Water is life. And in many ways, it is what defines Florida. As a first generation American whose family came from Iraq, a nation with critical environment-related threats to human health, I am able to see the way clean, accessible water is a pressing issue not only in the state I call home, but on a national and global scale.
Located between the Gulf of Mexico and the Atlantic Ocean, Florida’s environment and geographical location is the driving force in our economy through tourism, agriculture, and fishing. Yet, from the ocean to the land, much of our environment is at risk while politicians remain stagnant, often turning a blind eye to the environmental effects that communities, particularly low income people of color, face.
That’s why in November, we must vote for candidates and policies that prioritize the ecological future of our state.
Governor of Florida Rick Scott recently declared a state of emergency in several cities, spreading from Tampa to the Everglades. This was caused by the red tide in southwest Florida, a bloom of toxic algae that has spread along the Gulf, leaving it difficult for people to breathe and causing a 50% spike in hospital visits due to respiratory problems. In addition, much of Florida’s marine life has been killed from the toxic algae, including 300 sea turtles, 554 manatees and a 26 foot whale shark just this year.
South Florida routinely struggles with flooding due from high tides at sea level. Much of the ground under this area is limestone, which means water will eventually rise above it. Because of this, these cities must have a change in infrastructure to accommodate for the frequent floods. Low-income communities of color in the Miami area who live in high above sea level places like Little Haiti and Liberty City are already being affected with rising market value prices while facing developers who are targeting their neighborhoods, a trend called climate gentrification. The most vulnerable communities will continue to bear the burden of climate change first.

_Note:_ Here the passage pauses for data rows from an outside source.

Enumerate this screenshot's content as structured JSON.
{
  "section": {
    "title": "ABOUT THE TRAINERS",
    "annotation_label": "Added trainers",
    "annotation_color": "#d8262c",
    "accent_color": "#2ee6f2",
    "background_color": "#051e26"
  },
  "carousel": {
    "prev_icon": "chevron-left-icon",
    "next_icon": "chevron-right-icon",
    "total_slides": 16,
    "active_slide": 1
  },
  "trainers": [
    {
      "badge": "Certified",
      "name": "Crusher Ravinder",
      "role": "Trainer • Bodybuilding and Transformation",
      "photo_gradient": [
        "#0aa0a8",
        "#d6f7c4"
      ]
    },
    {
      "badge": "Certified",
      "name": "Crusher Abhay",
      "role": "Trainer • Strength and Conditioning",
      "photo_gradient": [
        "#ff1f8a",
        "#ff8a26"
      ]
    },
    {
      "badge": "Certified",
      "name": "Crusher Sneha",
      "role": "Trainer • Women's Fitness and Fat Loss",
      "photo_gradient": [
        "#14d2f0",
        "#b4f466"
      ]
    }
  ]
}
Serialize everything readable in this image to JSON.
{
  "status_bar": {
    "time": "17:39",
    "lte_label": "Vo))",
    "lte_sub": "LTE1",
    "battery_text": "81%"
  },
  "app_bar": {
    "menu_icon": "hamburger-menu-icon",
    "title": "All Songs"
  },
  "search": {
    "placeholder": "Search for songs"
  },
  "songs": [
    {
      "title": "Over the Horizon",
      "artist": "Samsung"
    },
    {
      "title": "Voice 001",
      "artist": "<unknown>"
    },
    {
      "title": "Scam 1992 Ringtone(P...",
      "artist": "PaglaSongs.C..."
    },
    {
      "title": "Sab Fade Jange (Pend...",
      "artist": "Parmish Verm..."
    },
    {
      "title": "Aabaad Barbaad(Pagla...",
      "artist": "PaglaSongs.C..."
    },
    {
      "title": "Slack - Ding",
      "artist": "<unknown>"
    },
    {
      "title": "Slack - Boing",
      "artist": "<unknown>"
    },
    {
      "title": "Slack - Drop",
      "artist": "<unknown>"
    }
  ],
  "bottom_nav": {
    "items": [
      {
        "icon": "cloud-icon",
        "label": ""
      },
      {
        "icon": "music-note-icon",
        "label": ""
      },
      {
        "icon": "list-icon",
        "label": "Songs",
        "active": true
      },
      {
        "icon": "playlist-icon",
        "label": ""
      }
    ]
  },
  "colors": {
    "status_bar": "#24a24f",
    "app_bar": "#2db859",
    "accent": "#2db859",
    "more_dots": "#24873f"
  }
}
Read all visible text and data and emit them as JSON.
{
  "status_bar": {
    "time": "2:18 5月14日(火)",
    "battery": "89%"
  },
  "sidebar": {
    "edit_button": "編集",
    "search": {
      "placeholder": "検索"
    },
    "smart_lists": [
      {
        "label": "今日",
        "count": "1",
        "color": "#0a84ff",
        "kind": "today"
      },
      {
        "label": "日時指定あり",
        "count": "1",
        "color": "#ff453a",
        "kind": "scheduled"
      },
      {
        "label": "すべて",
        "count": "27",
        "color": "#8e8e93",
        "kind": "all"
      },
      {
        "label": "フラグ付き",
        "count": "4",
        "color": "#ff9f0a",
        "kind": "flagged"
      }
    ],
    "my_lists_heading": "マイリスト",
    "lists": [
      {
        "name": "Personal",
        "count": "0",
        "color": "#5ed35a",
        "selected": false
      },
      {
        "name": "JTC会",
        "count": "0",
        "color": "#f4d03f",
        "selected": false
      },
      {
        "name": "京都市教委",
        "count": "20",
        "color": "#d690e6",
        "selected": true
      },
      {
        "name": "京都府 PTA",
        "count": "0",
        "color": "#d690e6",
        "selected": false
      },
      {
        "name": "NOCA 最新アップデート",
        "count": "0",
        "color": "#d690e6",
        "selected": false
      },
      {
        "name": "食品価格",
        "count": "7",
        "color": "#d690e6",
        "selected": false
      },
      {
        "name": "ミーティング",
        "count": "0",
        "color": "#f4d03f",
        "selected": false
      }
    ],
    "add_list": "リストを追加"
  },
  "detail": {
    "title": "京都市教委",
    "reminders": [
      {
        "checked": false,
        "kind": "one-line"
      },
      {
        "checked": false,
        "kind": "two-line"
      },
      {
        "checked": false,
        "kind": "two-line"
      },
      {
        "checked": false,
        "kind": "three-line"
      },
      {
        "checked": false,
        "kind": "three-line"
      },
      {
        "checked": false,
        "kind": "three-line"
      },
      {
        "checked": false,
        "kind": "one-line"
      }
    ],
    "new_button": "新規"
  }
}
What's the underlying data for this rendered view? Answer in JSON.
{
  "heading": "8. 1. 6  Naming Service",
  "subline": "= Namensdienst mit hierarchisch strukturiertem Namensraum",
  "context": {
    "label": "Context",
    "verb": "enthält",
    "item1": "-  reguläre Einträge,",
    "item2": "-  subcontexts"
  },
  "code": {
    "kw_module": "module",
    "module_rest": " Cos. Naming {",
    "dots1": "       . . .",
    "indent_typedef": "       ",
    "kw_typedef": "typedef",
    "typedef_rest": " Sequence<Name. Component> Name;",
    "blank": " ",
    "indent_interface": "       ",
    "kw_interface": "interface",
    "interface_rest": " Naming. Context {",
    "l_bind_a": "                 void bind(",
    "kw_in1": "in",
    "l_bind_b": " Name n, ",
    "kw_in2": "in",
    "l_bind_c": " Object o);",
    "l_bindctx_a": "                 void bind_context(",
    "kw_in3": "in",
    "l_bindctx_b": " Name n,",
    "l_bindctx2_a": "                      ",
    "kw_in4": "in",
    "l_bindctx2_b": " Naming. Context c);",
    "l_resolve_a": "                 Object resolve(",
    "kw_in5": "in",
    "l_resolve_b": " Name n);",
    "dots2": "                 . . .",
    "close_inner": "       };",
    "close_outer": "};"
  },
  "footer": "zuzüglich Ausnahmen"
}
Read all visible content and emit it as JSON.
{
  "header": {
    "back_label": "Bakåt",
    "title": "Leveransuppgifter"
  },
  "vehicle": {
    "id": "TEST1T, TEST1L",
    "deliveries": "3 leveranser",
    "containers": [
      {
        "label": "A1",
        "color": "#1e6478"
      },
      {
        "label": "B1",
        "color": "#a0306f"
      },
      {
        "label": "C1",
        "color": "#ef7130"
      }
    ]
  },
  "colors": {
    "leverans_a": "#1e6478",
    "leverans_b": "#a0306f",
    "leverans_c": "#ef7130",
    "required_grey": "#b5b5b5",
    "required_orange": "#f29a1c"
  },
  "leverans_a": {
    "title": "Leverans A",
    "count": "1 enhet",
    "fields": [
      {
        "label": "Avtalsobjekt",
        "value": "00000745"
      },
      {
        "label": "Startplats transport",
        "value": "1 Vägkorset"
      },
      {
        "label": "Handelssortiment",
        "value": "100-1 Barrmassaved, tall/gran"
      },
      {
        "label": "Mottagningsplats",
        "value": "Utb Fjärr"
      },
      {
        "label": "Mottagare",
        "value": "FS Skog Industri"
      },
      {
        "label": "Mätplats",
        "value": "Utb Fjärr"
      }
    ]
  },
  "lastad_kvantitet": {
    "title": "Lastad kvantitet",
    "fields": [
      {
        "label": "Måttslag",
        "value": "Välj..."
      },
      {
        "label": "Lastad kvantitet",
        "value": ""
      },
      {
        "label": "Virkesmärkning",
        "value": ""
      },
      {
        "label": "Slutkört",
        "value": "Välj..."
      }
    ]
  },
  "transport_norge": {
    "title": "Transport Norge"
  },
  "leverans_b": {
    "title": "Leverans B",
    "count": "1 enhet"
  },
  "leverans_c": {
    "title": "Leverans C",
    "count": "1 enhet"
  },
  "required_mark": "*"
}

As a state, we very much depend on tourism as an economic drive to our economy. In 2017, Florida set a record high number of 116.5 million visitors. Yet, when there are no beaches to play on, and the air is toxic to breathe, there will be no environment to enjoy, not for visitors and especially not for the people who call this state home.
This is why voters play a key role in Florida’s future.
Phillip Brown is a young change maker who is dedicated to creating a wave of impacts tackling environmental issues in Florida with the Sunrise Movement.
“I’m fighting to tackle the corrupting influence of the fossil fuel industry on America’s politics because the survival of black, brown, queer communities worldwide depends on the US, as the world’s largest polluter and contributor to climate change, taking action on the crises now in effort to create a sustainable, just, and equitable society,” stated Brown.
Brown is right. As an Iraqi-American, I have personally seen the environmental effects of the United States. Iraq, known as the cradle of civilization, was falsely invaded by the U.S. largely for the interests of oil and natural resources. Similarly, Native Americans struggle at Standing Rock Sioux reservation in North Dakota to protect their natural resources.
These violent political decisions to profit oil companies have lasting consequences well past their executive order date. It is difficult to say how many Iraqis died during the invasion, but it is estimated to be around half a million. In protests against the Dakota Access Pipeline, law enforcement used water cannons, teargas and other lethal weapons against Native-Americans and allies for protecting their land.
The fight for clean water is not different from what has happened in Iraq and North Dakota. The effort for access to clean water has been going on for decades; it can be seen as early as the The Seminole Tribe of Florida and the Miccosukee Tribe of Indians of Florida, the two tribes remaining that survived the federal government’s genocide against Native peoples in Florida.
Andrew Gillum, the Democratic nominee for Governor and current Mayor of Tallahassee, won on a progressive platform that included pledging to not take money from big oil, gas, and coal industry and instead prioritize our states health, communities, and transition to clean energy.
“We deserve a governor who actually believes in science,” Gillum stated in his nomination speech. “There’s not a profit margin in the state of Florida that oughta’ be able to rob us of those elements of clean water, clean air, and oceans.”
The Republican nominee for Governor, Ron DeSantis, has pledged to end discharge from entering our water in places like Lake Okeechobee, yet, let’s be clear, this discharge is actually done by the U.S. Army Corps of Engineers to prevent the Herbert Hoover Dike from being overwhelmed.
The fact: DeSantis has been endorsed by President Donald Trump who has vowed to dismantle the Environmental Protection Agency; the agency has shrunken 8% since Trump took office.
Young voters like Brown and I are critically watching as politicians take our future into their hands. Seminole State College student Hayley Allison Furman joins our call. She has pledged to vote for candidates who focus on the community and our environment.
“Florida’s natural environment and the wildlife that inhabit it cannot speak up for itself; it’s important to understand whose best interest the candidate you plan to vote for has in mind and who the candidate will represent once they take office,” stated Furman.
This November, we have the ability to unite the vote for candidates like Andrew Gillum for governor, who understand the urgency of protecting our environment. We must elect politicians at all levels of government that support a clean and renewable future for everyone who lives in Florida, regardless of race, ethnicity and income level.
“It’s our responsibility to make sure our friends and family are showing up to vote this November and making informed decisions,” concluded Furman.